The physician will give the patient specific pre-test directions to follow, but patients are often given common guidelines, such as:
- Patients should not eat, drink, or smoke for four hours before stress echocardiography, but should take any medications as usual unless otherwise directed, and
- Patients receiving transesophageal echocardiography should not eat after midnight the night before the test, but should take any medications as usual.
Echocardiography is performed by a trained sonographer or technician at an echocardiography lab, a clinic, or in the patient's hospital room. Throughout the test, an electrocardiogram, or ECG, which record's the heart's electrical activity, is performed to monitor the heartbeat and blood pressure is monitored. For transthoracic and stress echocardiography, a gel is used on the chest to improve conduction and reception, it may feel cold and moist. The transducer is moved across the chest to gather data and the patient may feel slight pressure surrounding the area being examined. The patient may hear a 'whooshing' sound, which is the amplified sound of the blood flowing.
For transesophageal echocardiography, a sedative will be administered. For a transesophageal echocardiogram, the patient swallows a long, slender, flexible tube that has an ultrasound-imaging device near its tip. The tube is directed from the mouth, through the esophagus, and into the stomach.
For stress echocardiography, the patient exercises on a treadmill or stationary bicycle until reaching a pre-determined target heart rate, then stops exercising and the transthoracic echocardiographic technique is used.
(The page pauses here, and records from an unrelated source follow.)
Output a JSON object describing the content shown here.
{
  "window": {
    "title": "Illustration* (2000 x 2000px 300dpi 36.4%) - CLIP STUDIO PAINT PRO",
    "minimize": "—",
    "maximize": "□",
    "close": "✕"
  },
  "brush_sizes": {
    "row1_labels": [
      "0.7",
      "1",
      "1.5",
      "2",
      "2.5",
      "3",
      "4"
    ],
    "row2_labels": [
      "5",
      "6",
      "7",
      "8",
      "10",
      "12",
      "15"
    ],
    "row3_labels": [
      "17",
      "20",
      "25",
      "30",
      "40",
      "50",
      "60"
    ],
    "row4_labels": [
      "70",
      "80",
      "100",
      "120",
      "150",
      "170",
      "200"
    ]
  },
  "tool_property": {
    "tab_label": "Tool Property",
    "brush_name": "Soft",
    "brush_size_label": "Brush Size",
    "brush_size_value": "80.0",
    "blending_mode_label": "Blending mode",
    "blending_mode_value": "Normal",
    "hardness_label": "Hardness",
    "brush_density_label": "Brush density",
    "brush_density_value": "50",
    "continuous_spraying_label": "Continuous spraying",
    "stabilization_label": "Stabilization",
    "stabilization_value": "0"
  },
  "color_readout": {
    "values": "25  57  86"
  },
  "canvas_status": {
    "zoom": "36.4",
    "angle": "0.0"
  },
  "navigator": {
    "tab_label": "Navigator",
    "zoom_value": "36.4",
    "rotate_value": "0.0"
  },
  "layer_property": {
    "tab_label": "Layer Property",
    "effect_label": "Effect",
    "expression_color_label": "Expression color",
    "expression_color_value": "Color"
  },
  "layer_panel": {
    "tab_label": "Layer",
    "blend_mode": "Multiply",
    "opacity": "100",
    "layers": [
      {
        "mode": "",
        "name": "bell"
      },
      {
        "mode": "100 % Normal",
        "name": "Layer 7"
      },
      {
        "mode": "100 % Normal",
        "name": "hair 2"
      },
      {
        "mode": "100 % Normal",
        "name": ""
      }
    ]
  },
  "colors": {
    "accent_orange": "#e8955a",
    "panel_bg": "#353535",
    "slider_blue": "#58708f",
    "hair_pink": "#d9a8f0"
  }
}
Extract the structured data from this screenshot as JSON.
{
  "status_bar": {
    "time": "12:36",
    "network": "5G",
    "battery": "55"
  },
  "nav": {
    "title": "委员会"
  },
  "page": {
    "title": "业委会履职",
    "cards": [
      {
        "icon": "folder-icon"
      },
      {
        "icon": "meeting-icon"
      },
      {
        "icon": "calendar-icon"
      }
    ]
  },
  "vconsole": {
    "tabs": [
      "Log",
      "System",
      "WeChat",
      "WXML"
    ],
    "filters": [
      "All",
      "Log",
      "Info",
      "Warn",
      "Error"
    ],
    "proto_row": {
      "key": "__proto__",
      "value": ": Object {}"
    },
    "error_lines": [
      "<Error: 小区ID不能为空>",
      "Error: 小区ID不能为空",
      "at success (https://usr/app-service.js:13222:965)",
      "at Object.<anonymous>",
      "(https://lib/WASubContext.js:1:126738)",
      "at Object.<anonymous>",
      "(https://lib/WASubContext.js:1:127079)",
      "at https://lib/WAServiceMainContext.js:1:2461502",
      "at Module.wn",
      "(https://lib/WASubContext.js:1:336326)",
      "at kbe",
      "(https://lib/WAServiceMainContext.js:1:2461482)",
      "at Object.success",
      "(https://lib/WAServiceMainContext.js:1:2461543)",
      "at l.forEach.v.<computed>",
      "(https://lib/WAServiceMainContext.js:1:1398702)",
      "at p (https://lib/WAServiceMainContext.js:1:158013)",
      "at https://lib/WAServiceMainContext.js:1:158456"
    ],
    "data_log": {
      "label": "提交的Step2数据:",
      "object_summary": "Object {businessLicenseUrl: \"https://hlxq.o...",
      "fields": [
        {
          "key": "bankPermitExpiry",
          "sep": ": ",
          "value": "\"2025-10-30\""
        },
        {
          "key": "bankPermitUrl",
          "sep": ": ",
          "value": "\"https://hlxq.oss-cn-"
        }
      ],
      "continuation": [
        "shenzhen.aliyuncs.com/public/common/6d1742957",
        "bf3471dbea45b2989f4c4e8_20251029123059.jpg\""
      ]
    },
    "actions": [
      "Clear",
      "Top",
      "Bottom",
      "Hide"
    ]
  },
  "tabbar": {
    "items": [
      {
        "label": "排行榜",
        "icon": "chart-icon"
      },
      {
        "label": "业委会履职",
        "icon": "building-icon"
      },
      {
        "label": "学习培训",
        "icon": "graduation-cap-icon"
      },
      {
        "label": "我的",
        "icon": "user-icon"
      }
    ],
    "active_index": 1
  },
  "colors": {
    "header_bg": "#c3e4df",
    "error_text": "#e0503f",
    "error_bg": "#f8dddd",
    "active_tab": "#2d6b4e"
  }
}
Occasionally, the patient may be asked remain silent or hold his or her breath so that the heart may be seen more clearly.
The procedure lasts approximately 30 to 60 minutes.